Material shown Start Marker

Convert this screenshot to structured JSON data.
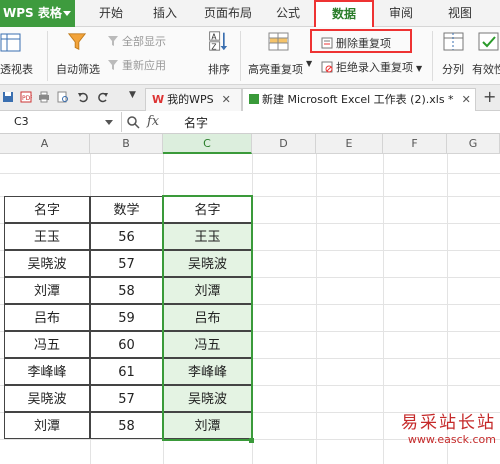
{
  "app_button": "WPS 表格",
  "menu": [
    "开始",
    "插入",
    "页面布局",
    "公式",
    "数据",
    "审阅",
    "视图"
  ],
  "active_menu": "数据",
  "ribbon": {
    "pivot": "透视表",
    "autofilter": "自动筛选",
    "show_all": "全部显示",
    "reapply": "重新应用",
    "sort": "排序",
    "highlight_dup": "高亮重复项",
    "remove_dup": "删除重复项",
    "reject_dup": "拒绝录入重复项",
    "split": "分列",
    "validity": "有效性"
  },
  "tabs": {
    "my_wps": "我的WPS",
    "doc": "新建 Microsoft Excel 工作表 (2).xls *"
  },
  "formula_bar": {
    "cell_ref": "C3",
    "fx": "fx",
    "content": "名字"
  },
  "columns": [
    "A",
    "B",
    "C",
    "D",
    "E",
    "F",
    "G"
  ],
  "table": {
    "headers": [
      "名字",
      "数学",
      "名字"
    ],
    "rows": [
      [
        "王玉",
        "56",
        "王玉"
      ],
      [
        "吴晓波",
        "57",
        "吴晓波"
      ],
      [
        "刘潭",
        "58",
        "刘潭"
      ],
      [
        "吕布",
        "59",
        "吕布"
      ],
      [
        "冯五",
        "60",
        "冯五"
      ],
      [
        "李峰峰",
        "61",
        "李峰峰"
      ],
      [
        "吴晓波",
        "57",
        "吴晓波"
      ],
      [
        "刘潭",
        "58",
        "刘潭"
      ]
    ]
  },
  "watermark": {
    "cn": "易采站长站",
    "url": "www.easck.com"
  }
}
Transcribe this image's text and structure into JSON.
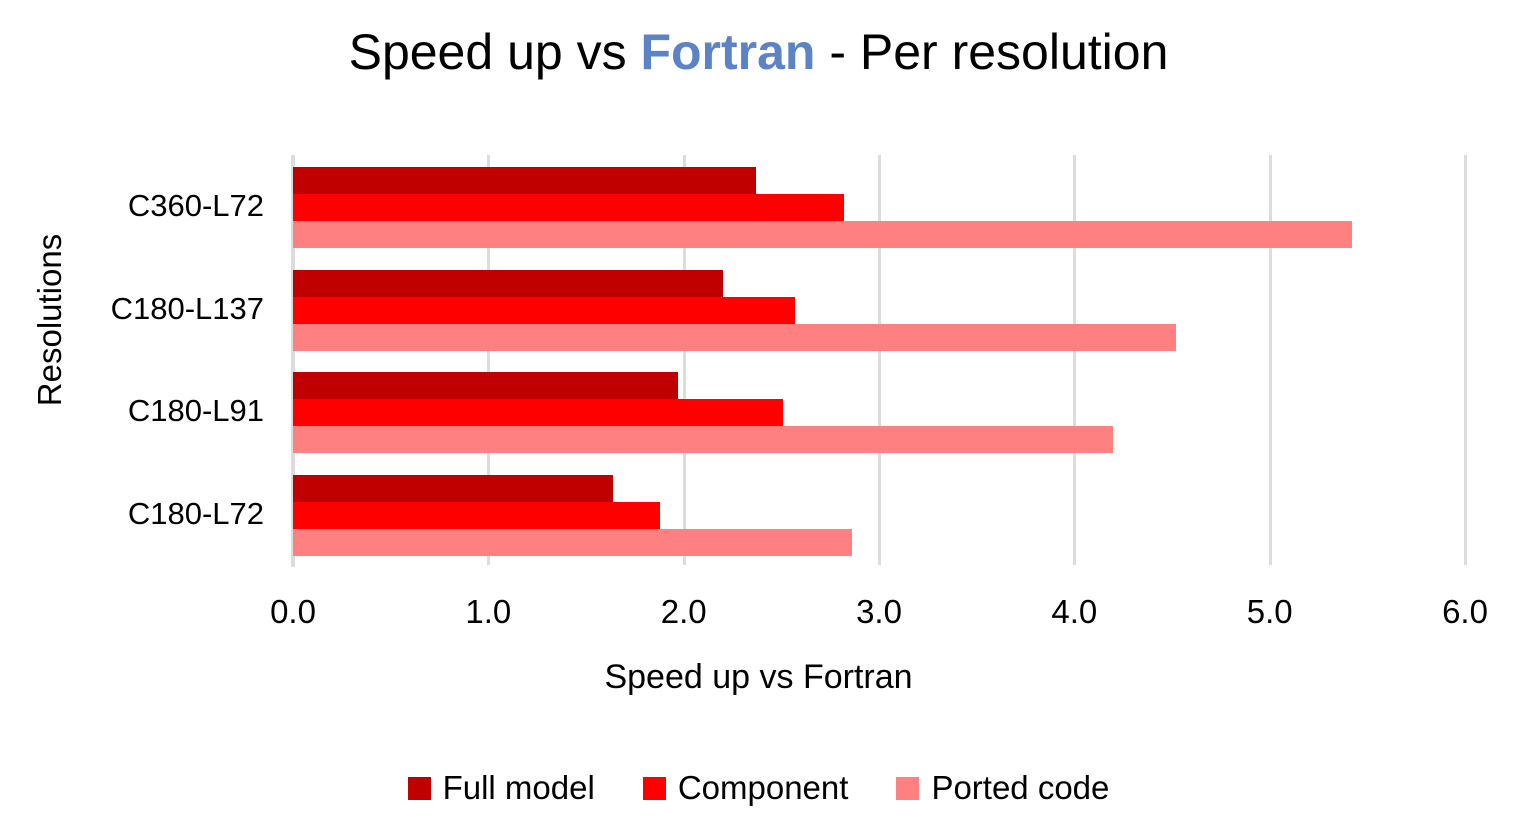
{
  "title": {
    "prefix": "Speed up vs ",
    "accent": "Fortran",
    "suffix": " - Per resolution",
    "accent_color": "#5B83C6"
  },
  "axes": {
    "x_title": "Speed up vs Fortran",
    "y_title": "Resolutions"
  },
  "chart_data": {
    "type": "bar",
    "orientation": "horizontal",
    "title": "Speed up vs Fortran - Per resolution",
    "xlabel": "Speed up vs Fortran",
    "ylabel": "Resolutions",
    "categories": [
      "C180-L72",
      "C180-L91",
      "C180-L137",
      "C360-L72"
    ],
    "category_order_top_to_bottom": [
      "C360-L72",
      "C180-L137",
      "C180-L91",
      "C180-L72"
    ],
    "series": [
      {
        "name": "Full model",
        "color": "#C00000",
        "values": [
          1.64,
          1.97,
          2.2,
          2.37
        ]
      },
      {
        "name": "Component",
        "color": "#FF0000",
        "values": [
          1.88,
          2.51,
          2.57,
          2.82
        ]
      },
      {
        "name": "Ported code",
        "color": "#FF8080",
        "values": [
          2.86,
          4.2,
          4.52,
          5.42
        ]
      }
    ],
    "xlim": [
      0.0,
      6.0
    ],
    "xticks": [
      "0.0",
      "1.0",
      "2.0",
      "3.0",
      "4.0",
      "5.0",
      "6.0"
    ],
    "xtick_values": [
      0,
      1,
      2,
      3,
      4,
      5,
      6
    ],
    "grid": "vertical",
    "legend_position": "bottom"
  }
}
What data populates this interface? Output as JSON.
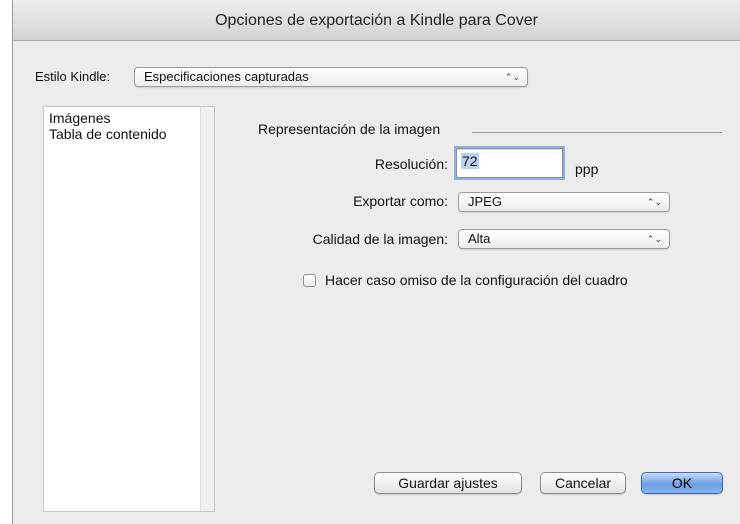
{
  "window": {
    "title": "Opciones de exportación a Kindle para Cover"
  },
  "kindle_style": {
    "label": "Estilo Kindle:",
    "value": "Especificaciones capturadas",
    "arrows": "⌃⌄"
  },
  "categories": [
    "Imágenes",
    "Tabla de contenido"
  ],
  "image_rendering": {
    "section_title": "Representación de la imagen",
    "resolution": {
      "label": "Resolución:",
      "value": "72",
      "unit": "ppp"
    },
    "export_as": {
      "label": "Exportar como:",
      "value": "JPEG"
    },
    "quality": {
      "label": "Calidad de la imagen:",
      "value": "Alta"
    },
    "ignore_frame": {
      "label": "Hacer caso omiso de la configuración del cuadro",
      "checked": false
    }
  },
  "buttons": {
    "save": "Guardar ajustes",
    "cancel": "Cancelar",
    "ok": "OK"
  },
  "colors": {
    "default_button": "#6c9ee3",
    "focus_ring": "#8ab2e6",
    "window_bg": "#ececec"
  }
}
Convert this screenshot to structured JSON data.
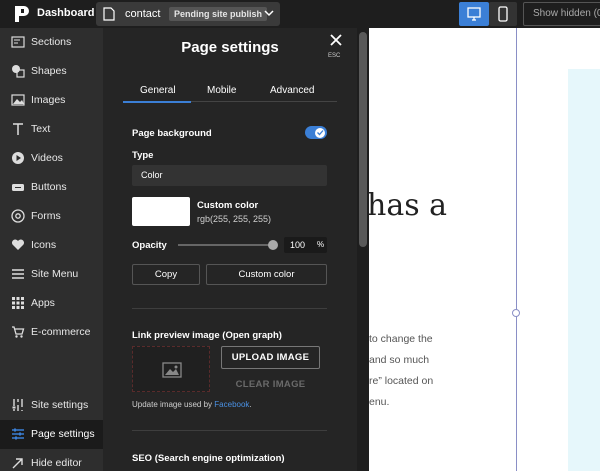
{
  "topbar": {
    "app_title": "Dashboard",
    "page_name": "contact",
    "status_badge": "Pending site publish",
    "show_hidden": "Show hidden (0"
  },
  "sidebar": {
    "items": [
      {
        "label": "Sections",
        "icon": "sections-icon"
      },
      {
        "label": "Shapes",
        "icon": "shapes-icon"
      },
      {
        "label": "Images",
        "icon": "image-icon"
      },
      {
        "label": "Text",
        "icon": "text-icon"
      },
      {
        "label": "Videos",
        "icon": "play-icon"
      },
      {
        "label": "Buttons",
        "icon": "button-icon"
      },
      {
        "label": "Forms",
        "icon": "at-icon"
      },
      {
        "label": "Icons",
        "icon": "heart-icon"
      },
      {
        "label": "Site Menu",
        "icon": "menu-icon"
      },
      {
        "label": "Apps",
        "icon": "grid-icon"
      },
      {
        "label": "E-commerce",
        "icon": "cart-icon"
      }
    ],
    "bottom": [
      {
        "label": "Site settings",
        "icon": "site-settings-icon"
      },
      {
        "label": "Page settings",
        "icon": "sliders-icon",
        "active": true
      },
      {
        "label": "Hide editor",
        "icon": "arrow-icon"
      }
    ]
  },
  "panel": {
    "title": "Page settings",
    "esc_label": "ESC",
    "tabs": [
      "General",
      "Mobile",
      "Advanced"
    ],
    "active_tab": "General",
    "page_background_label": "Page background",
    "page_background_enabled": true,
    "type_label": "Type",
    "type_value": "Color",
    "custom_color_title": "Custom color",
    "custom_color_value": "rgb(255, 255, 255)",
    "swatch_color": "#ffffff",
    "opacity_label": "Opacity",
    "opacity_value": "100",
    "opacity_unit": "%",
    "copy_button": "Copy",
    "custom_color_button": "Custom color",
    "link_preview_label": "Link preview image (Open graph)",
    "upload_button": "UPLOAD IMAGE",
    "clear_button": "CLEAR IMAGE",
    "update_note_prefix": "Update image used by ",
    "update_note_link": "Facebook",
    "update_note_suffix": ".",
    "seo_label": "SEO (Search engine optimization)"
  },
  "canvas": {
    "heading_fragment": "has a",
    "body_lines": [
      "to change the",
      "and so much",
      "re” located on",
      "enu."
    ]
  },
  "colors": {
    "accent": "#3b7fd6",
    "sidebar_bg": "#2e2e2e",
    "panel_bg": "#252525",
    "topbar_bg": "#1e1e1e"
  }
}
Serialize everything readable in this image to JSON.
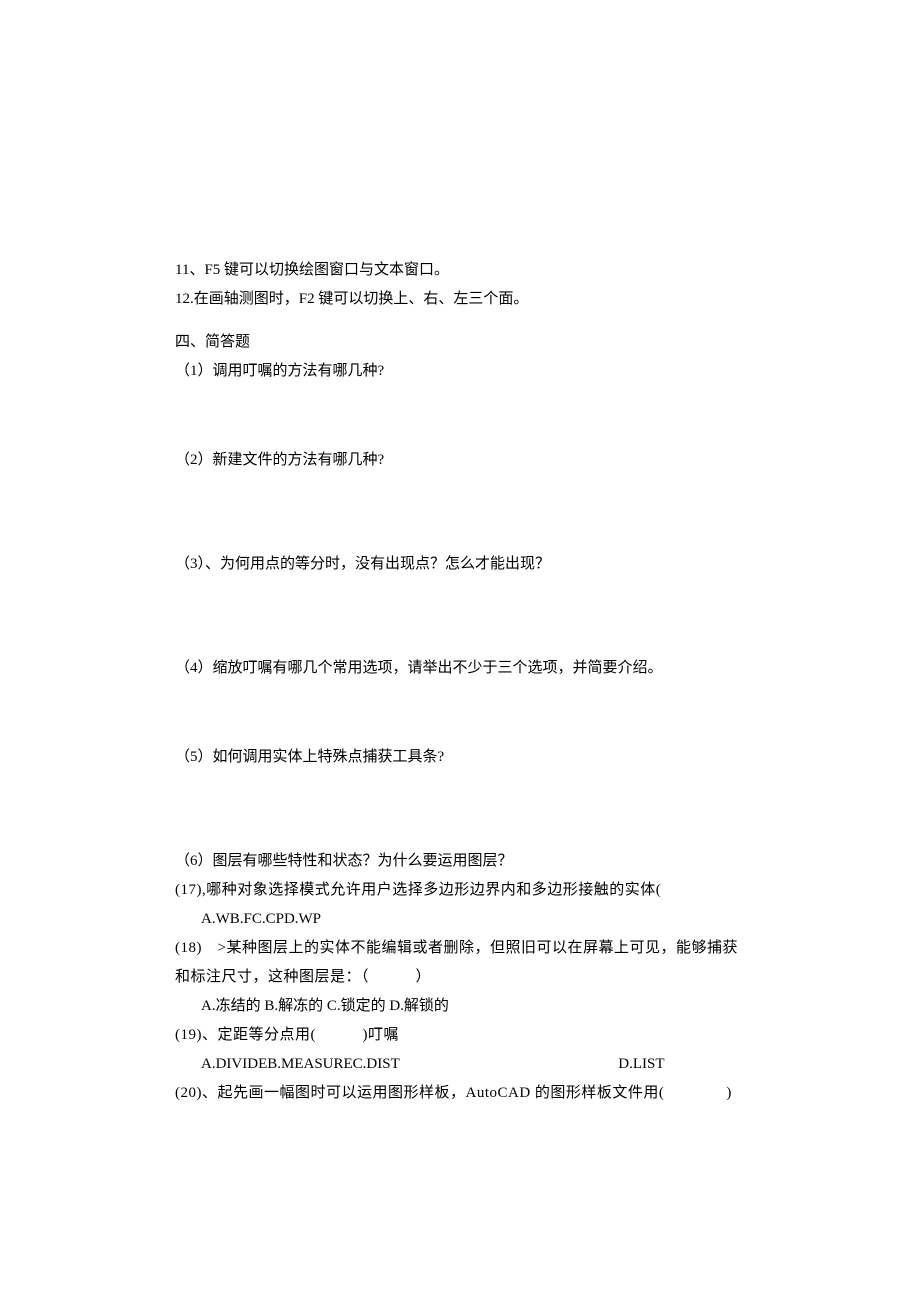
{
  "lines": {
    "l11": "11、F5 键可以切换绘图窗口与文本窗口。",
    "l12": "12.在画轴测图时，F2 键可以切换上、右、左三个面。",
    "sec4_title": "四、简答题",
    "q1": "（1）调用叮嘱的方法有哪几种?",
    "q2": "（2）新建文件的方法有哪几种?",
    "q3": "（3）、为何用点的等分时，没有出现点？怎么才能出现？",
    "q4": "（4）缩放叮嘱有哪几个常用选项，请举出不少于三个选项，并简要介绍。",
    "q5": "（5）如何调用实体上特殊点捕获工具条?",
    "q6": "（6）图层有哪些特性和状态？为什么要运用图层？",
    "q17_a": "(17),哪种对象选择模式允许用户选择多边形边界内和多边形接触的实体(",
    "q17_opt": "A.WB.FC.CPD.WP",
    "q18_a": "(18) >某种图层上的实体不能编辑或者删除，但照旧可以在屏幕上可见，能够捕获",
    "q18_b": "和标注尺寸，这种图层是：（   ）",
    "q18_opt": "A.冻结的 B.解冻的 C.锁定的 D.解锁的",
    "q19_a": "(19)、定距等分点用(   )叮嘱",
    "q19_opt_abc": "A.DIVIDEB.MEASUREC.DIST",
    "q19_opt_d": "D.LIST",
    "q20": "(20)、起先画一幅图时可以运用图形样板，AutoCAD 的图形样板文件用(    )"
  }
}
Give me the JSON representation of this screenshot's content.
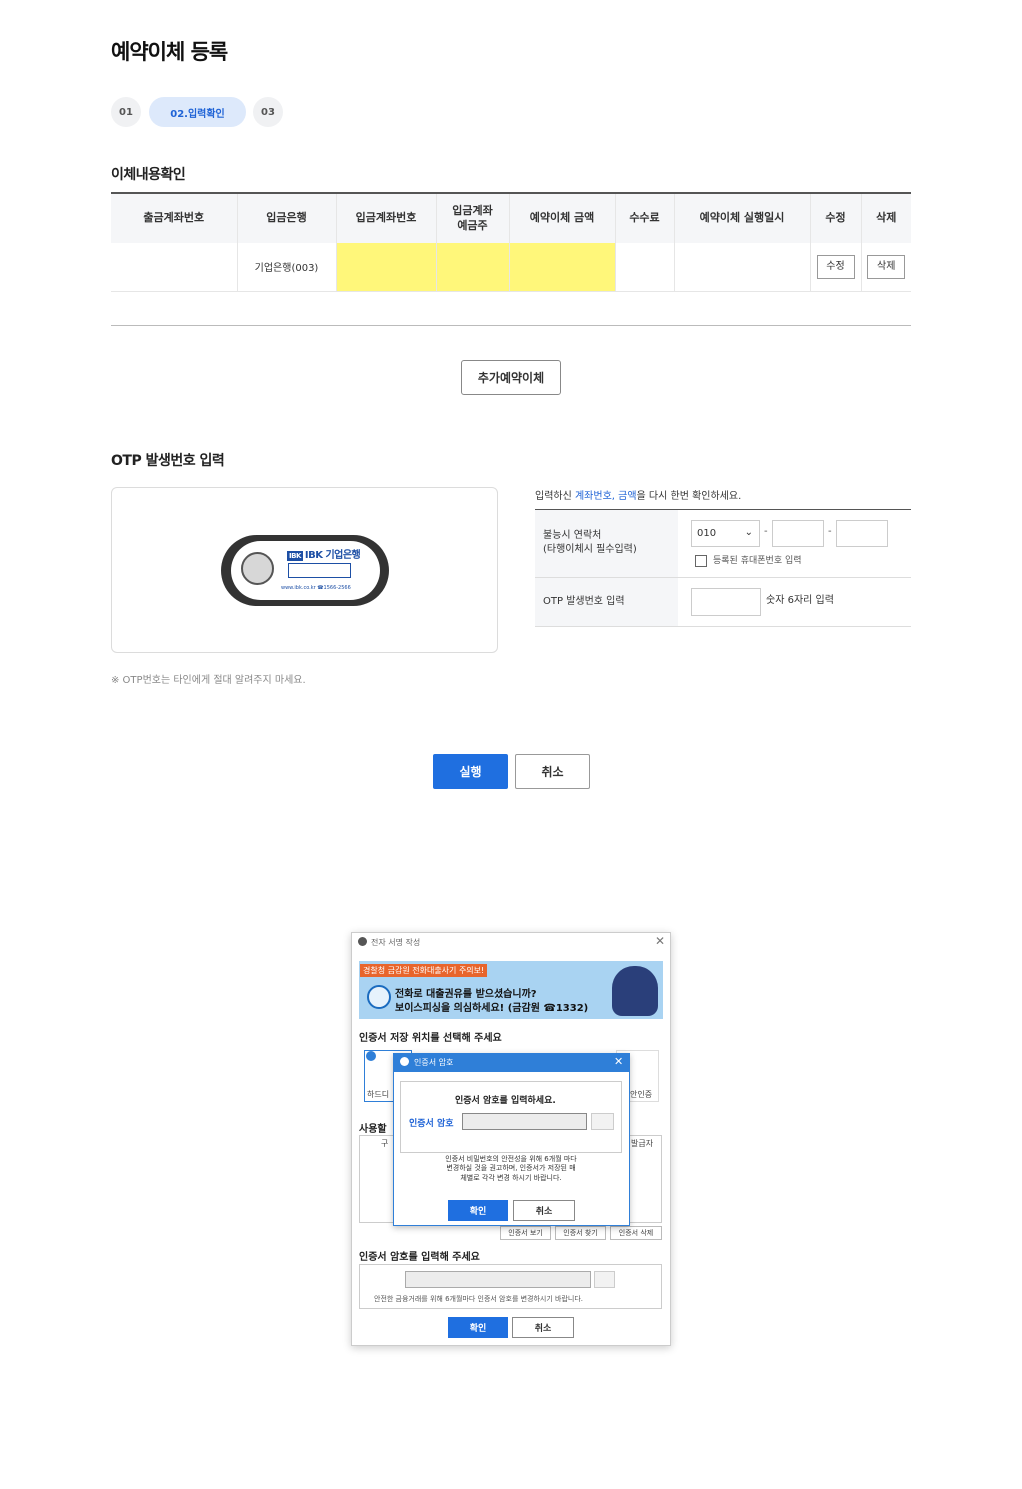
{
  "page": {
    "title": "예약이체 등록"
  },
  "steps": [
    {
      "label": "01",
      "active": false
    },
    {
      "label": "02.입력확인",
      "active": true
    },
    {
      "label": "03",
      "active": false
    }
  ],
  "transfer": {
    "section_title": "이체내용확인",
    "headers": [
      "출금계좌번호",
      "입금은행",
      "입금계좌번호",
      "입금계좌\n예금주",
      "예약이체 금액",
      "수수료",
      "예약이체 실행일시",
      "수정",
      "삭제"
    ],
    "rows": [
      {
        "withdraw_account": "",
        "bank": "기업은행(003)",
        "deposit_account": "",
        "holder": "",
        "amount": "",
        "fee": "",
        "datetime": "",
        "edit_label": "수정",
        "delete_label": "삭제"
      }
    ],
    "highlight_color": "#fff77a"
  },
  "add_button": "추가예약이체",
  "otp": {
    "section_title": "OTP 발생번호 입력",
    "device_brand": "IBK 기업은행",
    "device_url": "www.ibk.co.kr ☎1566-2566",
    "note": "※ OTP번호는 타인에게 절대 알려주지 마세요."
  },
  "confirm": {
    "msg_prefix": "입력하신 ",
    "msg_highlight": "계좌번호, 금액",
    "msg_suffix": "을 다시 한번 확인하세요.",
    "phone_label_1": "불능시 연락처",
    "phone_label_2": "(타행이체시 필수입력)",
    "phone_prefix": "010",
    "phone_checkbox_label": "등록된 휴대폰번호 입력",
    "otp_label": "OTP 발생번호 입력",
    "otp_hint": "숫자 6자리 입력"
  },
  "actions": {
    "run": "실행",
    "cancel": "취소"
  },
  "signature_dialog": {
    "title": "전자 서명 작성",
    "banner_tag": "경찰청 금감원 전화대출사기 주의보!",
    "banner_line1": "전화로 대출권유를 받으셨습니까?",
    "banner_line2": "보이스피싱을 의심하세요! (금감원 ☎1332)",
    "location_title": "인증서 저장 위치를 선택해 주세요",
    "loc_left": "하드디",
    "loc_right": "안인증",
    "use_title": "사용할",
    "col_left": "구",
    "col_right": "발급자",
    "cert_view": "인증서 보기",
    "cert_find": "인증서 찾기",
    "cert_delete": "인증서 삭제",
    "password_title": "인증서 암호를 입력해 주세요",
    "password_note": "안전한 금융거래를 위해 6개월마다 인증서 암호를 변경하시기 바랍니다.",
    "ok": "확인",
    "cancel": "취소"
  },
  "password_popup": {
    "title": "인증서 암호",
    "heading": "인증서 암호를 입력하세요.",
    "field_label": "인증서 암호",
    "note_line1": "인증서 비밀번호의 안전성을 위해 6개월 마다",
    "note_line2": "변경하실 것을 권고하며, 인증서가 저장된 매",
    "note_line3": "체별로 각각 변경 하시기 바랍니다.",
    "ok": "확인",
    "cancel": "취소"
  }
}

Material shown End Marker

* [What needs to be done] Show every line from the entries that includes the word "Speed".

* [Written answer]
    "prefix": "Speed up vs ",
    "x_title": "Speed up vs Fortran",
    "title": "Speed up vs Fortran - Per resolution",
    "xlabel": "Speed up vs Fortran",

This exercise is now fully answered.